QUICK & EASY Thanksgiving Day Wooden Turkey Craft
My kids LOVE this little guy – and wouldn’t he look super cute at the centre of the table at Thanksgiving dinner? He’s also so easy for little hands to help create. Not to mention – he’s cheap!
Here’s what you’ll need to create your own DIY Thanksgiving Day Wooden Turkey.
- Wooden block (this one is about the height of my hand, for reference)
- Craft paint (brown, orange, red, yellow)
- Large craft sticks (you can buy these coloured, saving some time and supplies)
- Large googly eyes
- Felt (orange, yellow, red)
- Paint brush
- Glue or Glue Gun
I was able to find the supplies around the house, so this was a super economical craft for our family. But you could buy pretty much everything you need new and still spend less than $10 – and have enough materials to make a dozen or more turkeys!
- Paint wooden block brown.
- Paint large craft sticks in various colours (we did two yellow, two orange, and one red).
- From the felt, cut a small yellow triangle for a beak, a red snood (did you know that’s what that thing is called?), and two orange feet. I just freehand these and think the lack of perfection is perfect, so don’t stress over it!
- Use the glue gun (I’m sure some regular white glue could work, too, but I love the glue gun for staying power) to attach the feathers, the feet, the snood, beak, and eyes.
Here’s our finished Thanksgiving Day Wooden Turkey!
If you try it, be sure to share yours with us!

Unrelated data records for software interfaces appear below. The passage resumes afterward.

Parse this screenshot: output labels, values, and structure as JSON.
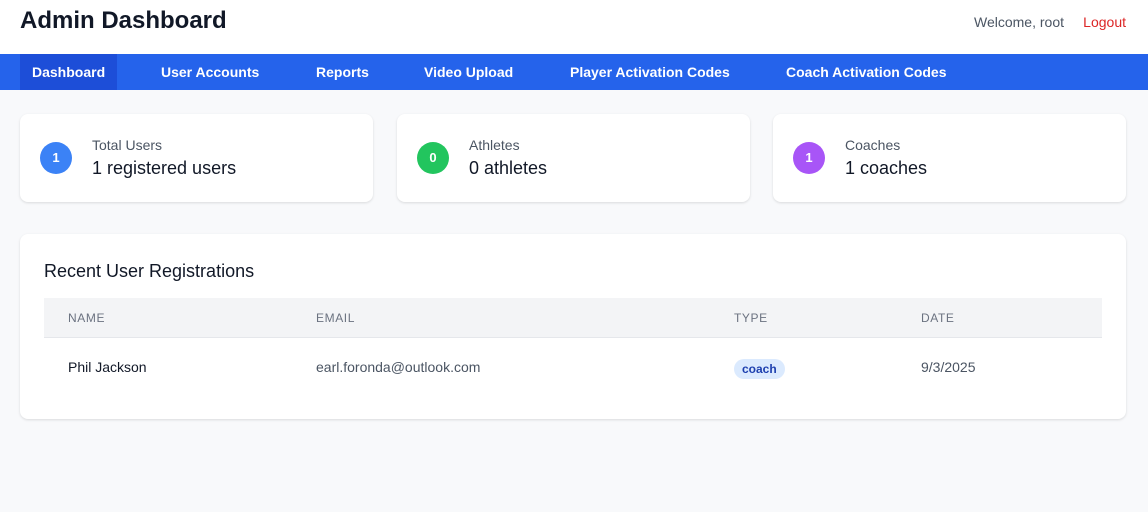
{
  "header": {
    "title": "Admin Dashboard",
    "welcome": "Welcome, root",
    "logout": "Logout"
  },
  "nav": {
    "items": [
      "Dashboard",
      "User Accounts",
      "Reports",
      "Video Upload",
      "Player Activation Codes",
      "Coach Activation Codes"
    ],
    "active": "Dashboard"
  },
  "stats": [
    {
      "count": "1",
      "label": "Total Users",
      "value": "1 registered users",
      "color": "#3b82f6"
    },
    {
      "count": "0",
      "label": "Athletes",
      "value": "0 athletes",
      "color": "#22c55e"
    },
    {
      "count": "1",
      "label": "Coaches",
      "value": "1 coaches",
      "color": "#a855f7"
    }
  ],
  "recent": {
    "title": "Recent User Registrations",
    "columns": [
      "NAME",
      "EMAIL",
      "TYPE",
      "DATE"
    ],
    "rows": [
      {
        "name": "Phil Jackson",
        "email": "earl.foronda@outlook.com",
        "type": "coach",
        "date": "9/3/2025"
      }
    ]
  }
}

You could add a few neat elements to this basic craft, too, like writing out a person’s name across the ‘feathers’ so the turkey acts as a place holder. You could also have your family write things they are thankful for on the feathers before adding them to the turkey; wouldn’t that make a lovely centrepiece for Thanksgiving dinner?!

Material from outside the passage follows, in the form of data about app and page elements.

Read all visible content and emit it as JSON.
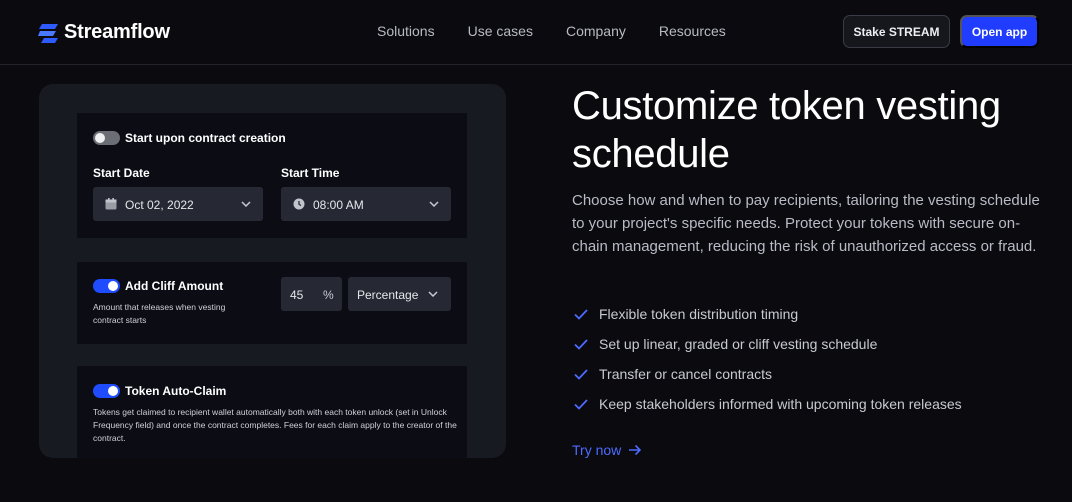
{
  "nav": {
    "brand": "Streamflow",
    "menu": [
      "Solutions",
      "Use cases",
      "Company",
      "Resources"
    ],
    "stake_label": "Stake STREAM",
    "open_label": "Open app"
  },
  "panel": {
    "card1": {
      "toggle_label": "Start upon contract creation",
      "toggle_on": false,
      "start_date_label": "Start Date",
      "start_date_value": "Oct 02, 2022",
      "start_time_label": "Start Time",
      "start_time_value": "08:00 AM"
    },
    "card2": {
      "toggle_label": "Add Cliff Amount",
      "toggle_on": true,
      "description": "Amount that releases when vesting contract starts",
      "amount_value": "45",
      "amount_unit": "%",
      "type_value": "Percentage"
    },
    "card3": {
      "toggle_label": "Token Auto-Claim",
      "toggle_on": true,
      "description": "Tokens get claimed to recipient wallet automatically both with each token unlock (set in Unlock Frequency field) and once the contract completes. Fees for each claim apply to the creator of the contract."
    }
  },
  "hero": {
    "title": "Customize token vesting schedule",
    "description": "Choose how and when to pay recipients, tailoring the vesting schedule to your project's specific needs. Protect your tokens with secure on-chain management, reducing the risk of unauthorized access or fraud.",
    "features": [
      "Flexible token distribution timing",
      "Set up linear, graded or cliff vesting schedule",
      "Transfer or cancel contracts",
      "Keep stakeholders informed with upcoming token releases"
    ],
    "cta": "Try now"
  },
  "colors": {
    "accent": "#1f3cff",
    "link": "#4d6bff",
    "check": "#4d6bff"
  }
}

While we’re talking turkeys and being thankful, I need to give a shout out to two family favourite books: Todd Parr’s The Thankful Book and Allen Morgan’s Matthew and the Midnight Turkeys. All of Parr’s books are fantastic, sharing messages of inclusion with colourful drawings and simple language that my kids (and I!) love. Matthew is a holdover from my childhood; did you ever read it? Great fun and a wonderful way to spark a conversation with your kids about how they’d try to capture turkeys. Maybe you’ll even build a turkey trap next!